    In the final paper, Alberto Greco is concerned with the most general problem of the multidisciplinary nature of CS. He asks whether a unified science of cognition is needed, and how it can be achieved. After having pointed out that there is currently no universally accepted definition of what the object and the method of CS are, the paper takes a pragmatic perspective, considering that cognitive scientists, while continuing to regard cognition as defined inside their own discipline and to use their own methods, de facto seem to have an intuitive notion of the importance of multidisciplinary collaboration. In his view, this collaboration may be considered a true unified “cognitive science” enterprise only if the contribution of each discipline is essential for the explanation of a cognitive phenomenon.

    In such vein, in this paper a method for integrating different disciplinary contributions into a consistent explanatory framework is described. The idea is to find a system for representing descriptions of “facts”, that require explanation, made from several points of view and using different disciplinary concepts. For example, “the brain area X is active” or “the person reports that Y”. Such descriptions are placed along a timescale so that they can be considered as “flows” of events. Explanation requires that various events be related (causally o correlationally) and this can be made by building links between points in flows. In some cases, this can only be made inside one discipline (like when a certain mental state is supposed to be causally connected with another following mental state). In other cases, however, a better explanation can be achieved by considering correspondences between events, happening in the same critical time, that are described inside different disciplinary “flows” (like “the fault X happens in the brain area Y” and “the person does Z”). It is argued that this would show the crucial contribution to a particular explanation of different disciplines, belonging to Cognitive Science.

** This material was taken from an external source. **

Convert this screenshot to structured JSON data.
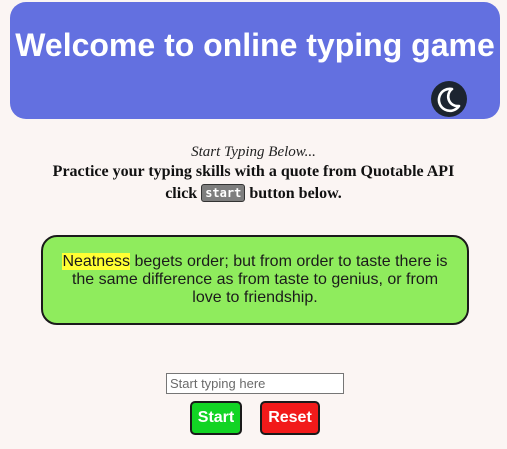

    One of the main reasons for this special issue is to testify that there is still much room for discussion about unsolved matters concerning Cognitive Science. Papers in this issue barely touch the surface and raise only a few limited questions: is computation still an essential factor in the definition of cognition? or, as many scholars now believe, is it compulsory introducing the “body” in this definition? and, in this case, is there a way of giving the embodied approach substance in some applied domain? if an artificial cognitive system should exhibit cognition, what we expect it is able to do? and, finally, is the collaboration between disciplines still essential for explaining  cognition? Our purpose is to stimulate further contributions on other aspects, and discussion, comments or criticisms on the present topics as well. The identity crisis is overcome by individuals when they reach maturity, perhaps when they decide that the most important thing is not who they are, but what they want to become.

  • 1. Collins A. 1977 Why Cognitive Science. [Cognitive Science] Vol.1 P.12 google doi
  • 2. Cangelosi A., Greco A., Harnad S. 2000 From Robotic Toil to Symbolic Theft: Grounding Transfer from entrylevel to Higherlevel Categories. [Connection Science] Vol.12 P.143-162 google doi